I think I see red flashing lights, it’s kind of hard to focus. The one noise that I do hear seems to be higher in pitch. Hands are grabbing at me. Am I on a litter? Ah, hell, I don’t care anymore. It’s getting nice and easy now, the pain is dwindling down. I’m sleepy.

I must be inside the ambulance now because everything’s whiter. There are sounds, angry voice sounds. But people sounds, not apes, and that sets me at ease. They slide around my head. Age Twenty Five White Male Brown Hair Blue Eyes are they talking about me? But it doesn’t matter, the voices are angry, and those aren’t very good sounds. I’m bleeding, and I should probably stop that soon.

There’s a smell here, too. A cold, antiseptic smell. I like it. It’s a heavy smell. A thick odor that comes from driving in the rain.

So, what the fuck’s my problem, anyway? I’m bleeding to death, have a serious head injury, most likely paralyzed from the waist down.  It’s the world. Get over it. And I have. It’s rough shit, but you manage. Hopefully.

The paramedic, she’s trying to stop the bleeding too. She’s either blonde or her hair is blending into the ceiling of the ambulance. Does she get fired if I die? Hey, my prayer has been answered. I’ve got pretty girl to fix me. I’m not alone.

But the images are spinning around too fast. I close my eyes. I picture the thrumming of the windshield wipers. I imagine the contours of the passenger seat. Freedom. This is where it all comes to a head. This is the old proverbial moment of truth. This is the Long Walk home, where you go your farthest until your legs give out from under you.

I feel the edges getting fuzzy, and I start to slip from consciousness. If I wake up, this is gonna hurt like a bitch. But for now, I don’t focus on that. I focus on living. I focus on the soft embrace of sleep as it slips gently around me. I focus on the outskirts of oblivion. I am the Void. I am the Real.

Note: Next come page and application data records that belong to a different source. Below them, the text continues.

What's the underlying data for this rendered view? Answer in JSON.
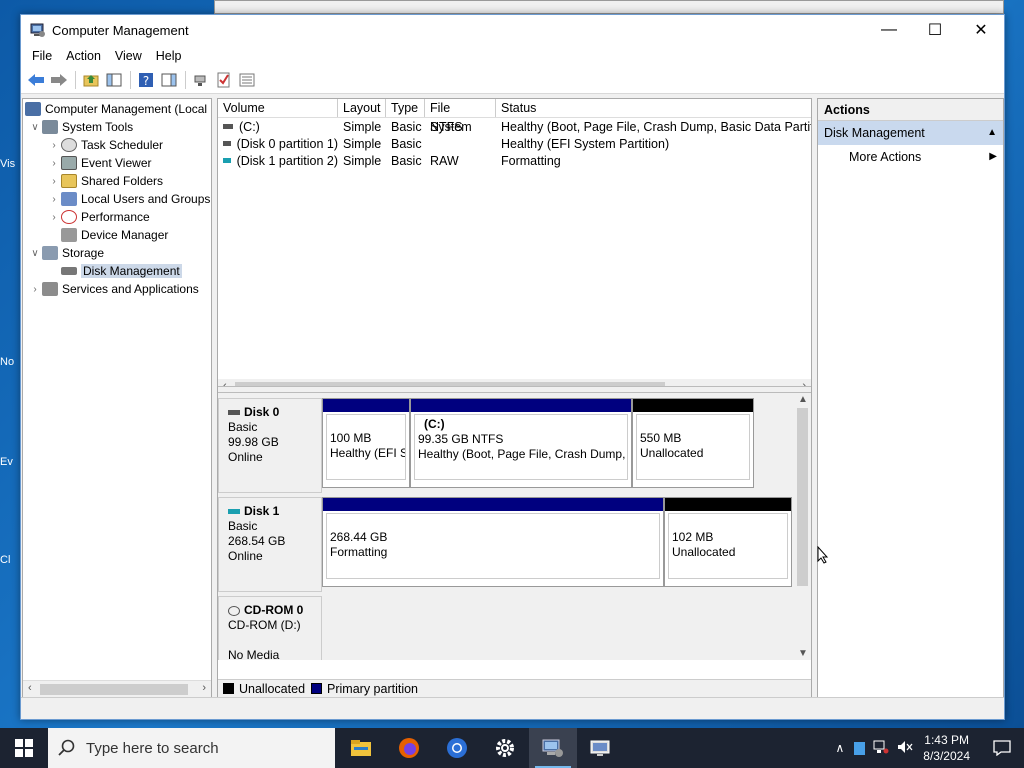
{
  "window": {
    "title": "Computer Management",
    "minimize": "—",
    "maximize": "☐",
    "close": "✕"
  },
  "menu": [
    "File",
    "Action",
    "View",
    "Help"
  ],
  "desktop_icons": [
    "Vis",
    "No",
    "Ev",
    "Cl"
  ],
  "tree": {
    "root": "Computer Management (Local",
    "items": [
      {
        "label": "System Tools",
        "expander": "∨"
      },
      {
        "label": "Task Scheduler",
        "expander": "›"
      },
      {
        "label": "Event Viewer",
        "expander": "›"
      },
      {
        "label": "Shared Folders",
        "expander": "›"
      },
      {
        "label": "Local Users and Groups",
        "expander": "›"
      },
      {
        "label": "Performance",
        "expander": "›"
      },
      {
        "label": "Device Manager",
        "expander": ""
      },
      {
        "label": "Storage",
        "expander": "∨"
      },
      {
        "label": "Disk Management",
        "expander": ""
      },
      {
        "label": "Services and Applications",
        "expander": "›"
      }
    ]
  },
  "volume_list": {
    "columns": [
      "Volume",
      "Layout",
      "Type",
      "File System",
      "Status"
    ],
    "rows": [
      {
        "volume": "(C:)",
        "layout": "Simple",
        "type": "Basic",
        "fs": "NTFS",
        "status": "Healthy (Boot, Page File, Crash Dump, Basic Data Partition)"
      },
      {
        "volume": "(Disk 0 partition 1)",
        "layout": "Simple",
        "type": "Basic",
        "fs": "",
        "status": "Healthy (EFI System Partition)"
      },
      {
        "volume": "(Disk 1 partition 2)",
        "layout": "Simple",
        "type": "Basic",
        "fs": "RAW",
        "status": "Formatting"
      }
    ]
  },
  "disks": [
    {
      "name": "Disk 0",
      "type": "Basic",
      "size": "99.98 GB",
      "state": "Online",
      "partitions": [
        {
          "title": "",
          "line1": "100 MB",
          "line2": "Healthy (EFI S",
          "color": "#00007f"
        },
        {
          "title": "(C:)",
          "line1": "99.35 GB NTFS",
          "line2": "Healthy (Boot, Page File, Crash Dump, I",
          "color": "#00007f"
        },
        {
          "title": "",
          "line1": "550 MB",
          "line2": "Unallocated",
          "color": "#000000"
        }
      ]
    },
    {
      "name": "Disk 1",
      "type": "Basic",
      "size": "268.54 GB",
      "state": "Online",
      "partitions": [
        {
          "title": "",
          "line1": "268.44 GB",
          "line2": "Formatting",
          "color": "#00007f"
        },
        {
          "title": "",
          "line1": "102 MB",
          "line2": "Unallocated",
          "color": "#000000"
        }
      ]
    },
    {
      "name": "CD-ROM 0",
      "type": "CD-ROM (D:)",
      "size": "",
      "state": "No Media"
    }
  ],
  "legend": [
    {
      "label": "Unallocated",
      "color": "#000000"
    },
    {
      "label": "Primary partition",
      "color": "#00007f"
    }
  ],
  "actions": {
    "header": "Actions",
    "section": "Disk Management",
    "items": [
      "More Actions"
    ]
  },
  "taskbar": {
    "search_placeholder": "Type here to search",
    "time": "1:43 PM",
    "date": "8/3/2024"
  }
}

I am everything.

The fucker, he did me a favor.

I don’t feel it. Not today.


R.D. Kimball is a religious scholar, a B-list music journalist, and a ruffian for hire. His work has been featured in several tiny publications with silly names, including Phantom Kangaroo, Yellow Mama, Psychic Meatloaf, decomP, and Inkspill Magazine. He enjoys black coffee, fishing, cigars, and collecting vinyl records. He lives in Portland, OR. All inquiries/comments/marriage proposals/bits of string can be directed to http://curiousorthodoxy.wordpress.com